If David Cameron can’t convince the Polish Prime minister of the need for change in the EU, it’s fair to say he’s going to have trouble convincing many leaders at all of his renegotiation ‘package’. Beata Szydlo, Poland’s newly elected, arch-right wing premier, stated that she could not accept Cameron’s proposal to curb access to benefits for migrants within the EU, claiming that she did ‘not see eye to eye’ with the UK Prime Minister. One of the key reasons for the difficulties in renegotiation has been the lack of vision about a broader future for the EU, which has failed to bring on board otherwise agreeable partners. Here I’m going to suggest Britain’s renegotiations need to provoke a rethink of the whole landscape of the EU, beyond the ‘froth and nonsense’ of migrant in-work benefits, as one Tory Minister put it. Doing so may well be necessary for Cameron to secure the support he currently lacks for a renegotiation deal. Continue reading
In this post, Agata Gostyńska, research fellow at the Centre for European Reform, explains how Britain’s Parliament does a poor job of examining EU business—and proposes some simple reforms that would improve the way that it scrutinises European legislation.
The British prime minister, David Cameron, wants to make the EU more democratic. National parliamentarians, in his view, understand citizens’ concerns better than MEPs who deliberate in far-away Brussels and Strasbourg; national parliaments should therefore play a greater role in EU decision-making. However, Cameron’s argument would carry more weight if UK parliamentary scrutiny were improved. Continue reading
Nina Trentmann, UK Business Correspondent at Die Welt, takes a look at the EU and the Eurozone in the wake of the most recent Greek bailout. With key German political figures in disagreement about in which direction to move, what might this mean for David Cameron’s chances of successfully negotiating EU reform?
During the last couple of months, I have been asked quite frequently: what does Germany think? About Greece, about another bailout, about the Euro? I found that funny at times, given that Germany is a country of more then 80 million people who often have contrasting views, especially on topics which have been debated as hotly as the Greek debt crisis.

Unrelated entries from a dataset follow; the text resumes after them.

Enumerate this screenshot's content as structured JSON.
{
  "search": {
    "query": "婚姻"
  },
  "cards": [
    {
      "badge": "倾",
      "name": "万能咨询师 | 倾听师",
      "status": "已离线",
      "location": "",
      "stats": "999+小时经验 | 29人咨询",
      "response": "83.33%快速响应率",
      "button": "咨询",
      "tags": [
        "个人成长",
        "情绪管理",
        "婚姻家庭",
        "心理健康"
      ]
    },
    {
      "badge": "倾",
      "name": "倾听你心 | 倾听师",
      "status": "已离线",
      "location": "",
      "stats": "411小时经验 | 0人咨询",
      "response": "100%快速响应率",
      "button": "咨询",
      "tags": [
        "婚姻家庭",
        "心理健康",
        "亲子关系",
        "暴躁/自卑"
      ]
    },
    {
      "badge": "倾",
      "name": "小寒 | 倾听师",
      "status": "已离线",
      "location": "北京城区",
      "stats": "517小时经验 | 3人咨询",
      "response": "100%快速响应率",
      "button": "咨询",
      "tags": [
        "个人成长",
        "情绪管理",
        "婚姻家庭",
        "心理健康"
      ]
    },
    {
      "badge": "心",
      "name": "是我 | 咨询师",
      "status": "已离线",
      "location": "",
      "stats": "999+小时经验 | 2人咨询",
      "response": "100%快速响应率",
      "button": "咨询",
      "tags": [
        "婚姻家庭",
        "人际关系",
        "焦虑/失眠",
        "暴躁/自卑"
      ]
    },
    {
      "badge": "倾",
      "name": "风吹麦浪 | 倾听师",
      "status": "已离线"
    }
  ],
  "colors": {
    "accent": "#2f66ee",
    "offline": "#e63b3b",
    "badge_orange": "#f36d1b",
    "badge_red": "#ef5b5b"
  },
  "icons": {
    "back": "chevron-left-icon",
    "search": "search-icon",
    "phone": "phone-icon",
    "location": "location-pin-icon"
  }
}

Although there is now some sort of agreement between Greece and its international creditors – the country remains in the Eurozone, there will be more emergency funds from the European partners, the ECB is continuing to support Greek banks – it has become quite obvious that this is only a solution for a short period of time. This has been amplified in the rift between Chancellor Angela Merkel and her finance minister Wolfgang Schäuble who, despite coming from the same party, the Christian Democratic Union, are now openly disagreeing on how to proceed in general with the Euro and with Greece in particular.